MAR . 25 2011

Peking University, Mar. 24, 2011: Professor Guo Qiuju, a senior professor of radiation protection from School of Physics, Peking University, gave a lecture entitled "The Truth of Japanese Nuclear Accident and the Future of Nuclear Energy's Development and Safety" on the evening of March 19, at Room 103 of Natural Science Classroom Building. The lecture was co-organized by the Youth League Committee and the Association for the Development of Nuclear Energy.



"I'm more than glad to see you here for a lecture instead of rushing for iodized salt (which according to rumor, can help resist radiation)." Professor Guo opened the lecture addressing to the latest so-called anti-radiation approach.

"Not all nuclear accidents are of the same severity with the Chernobyl nuclear accident." Professor Guo also said the individual dose limit of radiation is 1 mSv per year, according to the international basic safety standards.
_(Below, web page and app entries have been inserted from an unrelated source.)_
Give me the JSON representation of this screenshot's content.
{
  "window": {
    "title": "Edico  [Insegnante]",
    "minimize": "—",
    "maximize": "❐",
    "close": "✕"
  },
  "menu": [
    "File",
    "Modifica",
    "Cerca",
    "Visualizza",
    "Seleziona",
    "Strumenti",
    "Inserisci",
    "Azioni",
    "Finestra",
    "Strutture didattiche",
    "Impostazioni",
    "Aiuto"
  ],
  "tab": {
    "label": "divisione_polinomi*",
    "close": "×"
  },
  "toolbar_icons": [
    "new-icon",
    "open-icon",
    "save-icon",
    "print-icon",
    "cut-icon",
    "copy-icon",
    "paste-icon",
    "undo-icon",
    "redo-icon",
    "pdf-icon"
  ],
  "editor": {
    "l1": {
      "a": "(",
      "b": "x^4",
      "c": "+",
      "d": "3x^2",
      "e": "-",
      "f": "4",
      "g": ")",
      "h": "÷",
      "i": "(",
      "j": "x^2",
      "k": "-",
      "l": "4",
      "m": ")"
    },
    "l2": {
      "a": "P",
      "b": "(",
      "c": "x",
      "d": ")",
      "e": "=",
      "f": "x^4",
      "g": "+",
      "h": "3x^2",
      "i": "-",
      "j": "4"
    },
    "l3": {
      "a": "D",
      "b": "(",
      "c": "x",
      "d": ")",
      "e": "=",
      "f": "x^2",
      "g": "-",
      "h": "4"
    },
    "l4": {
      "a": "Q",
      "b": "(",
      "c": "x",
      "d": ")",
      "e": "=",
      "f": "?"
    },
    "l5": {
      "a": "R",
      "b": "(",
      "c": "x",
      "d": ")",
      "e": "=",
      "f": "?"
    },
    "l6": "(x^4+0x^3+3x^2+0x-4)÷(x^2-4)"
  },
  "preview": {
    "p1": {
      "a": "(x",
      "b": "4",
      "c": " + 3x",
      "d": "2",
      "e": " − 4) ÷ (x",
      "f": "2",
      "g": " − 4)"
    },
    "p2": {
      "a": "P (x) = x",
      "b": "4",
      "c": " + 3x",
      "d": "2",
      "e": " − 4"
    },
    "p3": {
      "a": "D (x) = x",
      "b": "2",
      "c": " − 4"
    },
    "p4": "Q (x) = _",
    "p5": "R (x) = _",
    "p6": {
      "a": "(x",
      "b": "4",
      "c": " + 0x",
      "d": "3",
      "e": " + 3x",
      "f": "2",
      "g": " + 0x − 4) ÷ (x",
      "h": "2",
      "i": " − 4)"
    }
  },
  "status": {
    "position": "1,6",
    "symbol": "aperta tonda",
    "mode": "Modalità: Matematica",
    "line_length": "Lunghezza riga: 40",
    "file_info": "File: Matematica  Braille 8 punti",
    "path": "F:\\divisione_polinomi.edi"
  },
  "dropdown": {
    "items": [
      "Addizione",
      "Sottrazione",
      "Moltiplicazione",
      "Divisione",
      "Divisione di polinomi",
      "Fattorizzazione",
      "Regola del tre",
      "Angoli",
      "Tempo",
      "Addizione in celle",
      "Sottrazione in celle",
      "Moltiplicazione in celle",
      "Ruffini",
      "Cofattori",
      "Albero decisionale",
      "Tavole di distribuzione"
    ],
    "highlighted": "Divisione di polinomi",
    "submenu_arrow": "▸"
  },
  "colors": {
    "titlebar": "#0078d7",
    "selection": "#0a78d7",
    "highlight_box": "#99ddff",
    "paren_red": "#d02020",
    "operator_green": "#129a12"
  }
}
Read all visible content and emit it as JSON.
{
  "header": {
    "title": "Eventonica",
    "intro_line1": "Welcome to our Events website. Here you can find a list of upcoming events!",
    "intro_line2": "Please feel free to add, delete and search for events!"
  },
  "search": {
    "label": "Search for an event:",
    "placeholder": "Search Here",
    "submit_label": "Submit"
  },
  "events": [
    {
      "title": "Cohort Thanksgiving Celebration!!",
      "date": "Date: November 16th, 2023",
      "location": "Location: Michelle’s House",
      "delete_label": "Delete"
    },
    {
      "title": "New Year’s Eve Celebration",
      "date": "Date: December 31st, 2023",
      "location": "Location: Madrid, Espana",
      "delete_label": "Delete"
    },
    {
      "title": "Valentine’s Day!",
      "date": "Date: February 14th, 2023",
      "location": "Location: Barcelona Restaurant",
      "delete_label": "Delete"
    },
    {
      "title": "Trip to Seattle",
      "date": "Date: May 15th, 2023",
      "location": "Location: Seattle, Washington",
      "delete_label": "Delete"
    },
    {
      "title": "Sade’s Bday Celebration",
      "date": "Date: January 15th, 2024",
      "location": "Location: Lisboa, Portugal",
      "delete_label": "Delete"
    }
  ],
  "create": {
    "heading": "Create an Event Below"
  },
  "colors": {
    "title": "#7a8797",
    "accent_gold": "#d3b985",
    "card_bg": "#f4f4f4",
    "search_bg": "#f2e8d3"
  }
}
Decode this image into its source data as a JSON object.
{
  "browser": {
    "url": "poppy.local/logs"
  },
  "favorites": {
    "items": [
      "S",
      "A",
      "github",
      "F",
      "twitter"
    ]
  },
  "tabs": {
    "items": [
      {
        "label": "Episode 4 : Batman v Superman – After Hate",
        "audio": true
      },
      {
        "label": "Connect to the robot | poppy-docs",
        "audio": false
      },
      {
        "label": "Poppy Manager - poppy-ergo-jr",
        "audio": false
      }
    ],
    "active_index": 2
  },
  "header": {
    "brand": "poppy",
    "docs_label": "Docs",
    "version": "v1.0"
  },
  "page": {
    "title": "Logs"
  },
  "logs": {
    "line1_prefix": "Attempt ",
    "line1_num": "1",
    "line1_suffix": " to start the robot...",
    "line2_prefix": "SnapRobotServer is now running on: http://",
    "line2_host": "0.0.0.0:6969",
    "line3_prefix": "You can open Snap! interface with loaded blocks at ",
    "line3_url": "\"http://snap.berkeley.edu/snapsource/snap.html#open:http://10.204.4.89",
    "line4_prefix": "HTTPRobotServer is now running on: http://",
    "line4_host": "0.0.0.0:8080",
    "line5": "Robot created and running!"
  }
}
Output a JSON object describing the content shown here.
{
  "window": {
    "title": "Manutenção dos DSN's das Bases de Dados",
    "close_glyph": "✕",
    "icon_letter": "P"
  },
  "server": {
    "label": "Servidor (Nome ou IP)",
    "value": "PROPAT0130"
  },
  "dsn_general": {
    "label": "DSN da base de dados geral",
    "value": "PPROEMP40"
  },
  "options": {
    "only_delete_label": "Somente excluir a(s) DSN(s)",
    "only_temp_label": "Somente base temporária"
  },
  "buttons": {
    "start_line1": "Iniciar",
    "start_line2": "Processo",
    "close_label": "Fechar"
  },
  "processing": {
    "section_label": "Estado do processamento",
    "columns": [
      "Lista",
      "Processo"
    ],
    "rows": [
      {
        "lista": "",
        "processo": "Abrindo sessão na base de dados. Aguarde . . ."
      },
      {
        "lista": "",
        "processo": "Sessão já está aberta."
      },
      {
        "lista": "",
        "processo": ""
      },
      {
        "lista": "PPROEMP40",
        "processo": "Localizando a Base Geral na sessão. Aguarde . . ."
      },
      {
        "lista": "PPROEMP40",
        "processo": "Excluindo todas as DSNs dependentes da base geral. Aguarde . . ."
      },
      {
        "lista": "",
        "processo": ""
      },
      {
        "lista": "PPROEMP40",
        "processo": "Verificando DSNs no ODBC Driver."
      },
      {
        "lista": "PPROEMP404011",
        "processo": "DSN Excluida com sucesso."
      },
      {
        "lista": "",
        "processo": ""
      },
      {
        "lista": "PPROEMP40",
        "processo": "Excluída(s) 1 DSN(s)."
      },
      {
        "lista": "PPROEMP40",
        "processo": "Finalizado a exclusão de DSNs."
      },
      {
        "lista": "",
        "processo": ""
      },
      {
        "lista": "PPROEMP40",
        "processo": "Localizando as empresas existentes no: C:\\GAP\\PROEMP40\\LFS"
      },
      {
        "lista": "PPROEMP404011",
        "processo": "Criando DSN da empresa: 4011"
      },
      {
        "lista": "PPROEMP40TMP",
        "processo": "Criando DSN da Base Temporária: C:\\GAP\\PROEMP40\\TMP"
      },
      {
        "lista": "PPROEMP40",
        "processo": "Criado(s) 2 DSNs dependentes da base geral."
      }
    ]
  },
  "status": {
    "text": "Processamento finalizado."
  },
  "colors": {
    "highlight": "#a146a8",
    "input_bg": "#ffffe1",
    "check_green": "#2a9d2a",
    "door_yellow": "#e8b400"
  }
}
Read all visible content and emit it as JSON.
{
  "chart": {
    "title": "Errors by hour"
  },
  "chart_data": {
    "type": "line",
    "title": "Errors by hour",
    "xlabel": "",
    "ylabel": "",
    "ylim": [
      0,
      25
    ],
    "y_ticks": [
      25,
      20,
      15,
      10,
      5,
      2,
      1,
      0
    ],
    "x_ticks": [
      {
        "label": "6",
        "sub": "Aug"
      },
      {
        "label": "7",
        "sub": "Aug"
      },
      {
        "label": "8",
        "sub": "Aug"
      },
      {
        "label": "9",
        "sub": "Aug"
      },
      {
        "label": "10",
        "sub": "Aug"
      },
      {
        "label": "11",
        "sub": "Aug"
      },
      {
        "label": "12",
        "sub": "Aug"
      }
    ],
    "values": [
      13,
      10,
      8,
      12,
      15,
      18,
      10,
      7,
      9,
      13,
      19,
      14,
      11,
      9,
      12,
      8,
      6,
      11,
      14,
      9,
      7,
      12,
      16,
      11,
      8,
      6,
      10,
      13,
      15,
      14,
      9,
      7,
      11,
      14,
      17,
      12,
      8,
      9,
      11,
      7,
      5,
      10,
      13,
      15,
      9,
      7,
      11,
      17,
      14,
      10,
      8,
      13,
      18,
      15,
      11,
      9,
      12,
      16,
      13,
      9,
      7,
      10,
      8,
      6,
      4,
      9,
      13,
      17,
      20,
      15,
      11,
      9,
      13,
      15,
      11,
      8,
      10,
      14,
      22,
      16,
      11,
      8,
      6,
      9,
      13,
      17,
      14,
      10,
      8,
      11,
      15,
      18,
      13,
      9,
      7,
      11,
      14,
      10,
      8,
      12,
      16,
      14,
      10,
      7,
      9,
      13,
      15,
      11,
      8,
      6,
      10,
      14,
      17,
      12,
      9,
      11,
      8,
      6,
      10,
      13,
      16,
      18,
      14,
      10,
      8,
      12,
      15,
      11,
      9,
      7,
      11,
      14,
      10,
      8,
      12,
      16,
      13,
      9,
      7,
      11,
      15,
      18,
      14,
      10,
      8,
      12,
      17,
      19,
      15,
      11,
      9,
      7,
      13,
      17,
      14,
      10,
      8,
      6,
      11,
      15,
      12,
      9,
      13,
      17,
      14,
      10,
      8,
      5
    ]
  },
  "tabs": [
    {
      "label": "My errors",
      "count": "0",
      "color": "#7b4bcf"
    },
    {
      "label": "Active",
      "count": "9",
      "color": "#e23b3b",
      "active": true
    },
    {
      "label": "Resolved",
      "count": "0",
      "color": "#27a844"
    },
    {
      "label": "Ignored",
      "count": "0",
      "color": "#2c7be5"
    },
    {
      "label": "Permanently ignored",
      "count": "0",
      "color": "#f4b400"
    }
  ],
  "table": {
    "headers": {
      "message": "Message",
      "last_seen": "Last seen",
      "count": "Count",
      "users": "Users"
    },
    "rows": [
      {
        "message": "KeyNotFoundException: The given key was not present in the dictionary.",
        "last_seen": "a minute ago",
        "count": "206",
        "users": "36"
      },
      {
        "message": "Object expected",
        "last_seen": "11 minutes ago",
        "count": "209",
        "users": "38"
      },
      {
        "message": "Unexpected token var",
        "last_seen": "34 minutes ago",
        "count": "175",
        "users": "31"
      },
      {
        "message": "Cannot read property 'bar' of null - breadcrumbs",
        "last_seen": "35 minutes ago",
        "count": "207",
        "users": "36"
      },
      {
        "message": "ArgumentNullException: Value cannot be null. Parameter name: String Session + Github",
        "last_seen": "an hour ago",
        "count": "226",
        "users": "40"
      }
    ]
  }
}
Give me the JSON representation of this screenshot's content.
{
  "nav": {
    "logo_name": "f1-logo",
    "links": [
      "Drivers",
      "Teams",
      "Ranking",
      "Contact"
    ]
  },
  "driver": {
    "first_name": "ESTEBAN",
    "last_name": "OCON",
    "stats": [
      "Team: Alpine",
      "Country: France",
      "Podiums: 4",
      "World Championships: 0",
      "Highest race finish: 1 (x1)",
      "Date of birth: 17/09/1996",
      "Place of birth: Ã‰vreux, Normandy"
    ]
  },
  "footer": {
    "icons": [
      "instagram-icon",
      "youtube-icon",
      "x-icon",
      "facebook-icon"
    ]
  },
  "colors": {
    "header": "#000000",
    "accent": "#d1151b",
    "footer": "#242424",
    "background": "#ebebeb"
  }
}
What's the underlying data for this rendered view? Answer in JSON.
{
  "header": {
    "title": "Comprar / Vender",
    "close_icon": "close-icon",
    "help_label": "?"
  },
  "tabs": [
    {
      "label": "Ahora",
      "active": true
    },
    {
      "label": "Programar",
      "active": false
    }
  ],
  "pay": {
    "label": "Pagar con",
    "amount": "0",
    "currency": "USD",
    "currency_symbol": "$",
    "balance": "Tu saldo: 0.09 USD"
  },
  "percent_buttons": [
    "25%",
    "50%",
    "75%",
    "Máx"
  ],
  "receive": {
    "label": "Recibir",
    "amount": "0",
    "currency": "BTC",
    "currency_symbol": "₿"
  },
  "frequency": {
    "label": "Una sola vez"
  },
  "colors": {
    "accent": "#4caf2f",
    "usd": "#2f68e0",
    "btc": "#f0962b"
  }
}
Even if it is true that the media claimed Japanese local Nuclear radiation is already 20 times that of natural background radiation dose, it is still very insignificant. A simple CT scan can give the same radiation as received within 20 km of the Fukushima Nuclear plant.

The top priority of the Fukushima Nuclear Accident is to recover the power supply system to cool down the reactor and prevent the leakage of radioactive material. Explosions have already taken place in more than one reactors. The cooling water has almost been drained in No.3 reactor, where the radioactive fuel is more dangerous. But the good news is, by the lecture was given, the nuclear plant has begun to restore part of the power supply.

Professor Guo said that Japan changed its law immediately to allow the emergency personnel to carry out the mission. The upper limit of radiation for emergency personnel to enter the accident site was raised from 100 mSv to 250 mSv. But as for the rumor that the emergency personnel are the "Expendables", Professor Guo said that it does not make sense in that the individual radiation dose could be controlled within limit by reducing the work time of individual workers.

As for the most concerned question how this accident would affect China, Professor Guo said it would not have obvious impact on China, at least for the time being. There would be generally west wind in the following three days so the radioactive material would be carried to the Pacific. Offshore China would not suffer from significant radiation contamination nor would it affect the production of the iodized salt.

The listeners present included students from School of Electronic Engineering and Computer Science, School of Law, School of International Relations, School of  Mathematical Science, School of Government, as well as  School of Foreign Languages of Peking University. Some students from other universities and the middle-aged also joined in the lecture. Everyone was participating actively. The lecture lasted till 21:20 p.m..

After the lecture, many students commented it well in time. The Japanese nuclear accident has caused panic because of most people's insufficient knowledge of nuclear, especially nuclear leakage. The lecture contributed to the better understanding of nuclear and helped to handle Japanese nuclear accident in a more rational way.



Extended Reading:

President Zhou Qifeng’s letter to PKU Japanese teachers and students

Love shown for Japan and Yunnan victims

PUTH rescue team ready to go to Japan for nuclear radiation emergency

Film show: NHK Emergency Reporting of the Japan earthquake



Translated by: Ma Xiao
Edited by: Chen Miaojuan
PKU News (Chinese)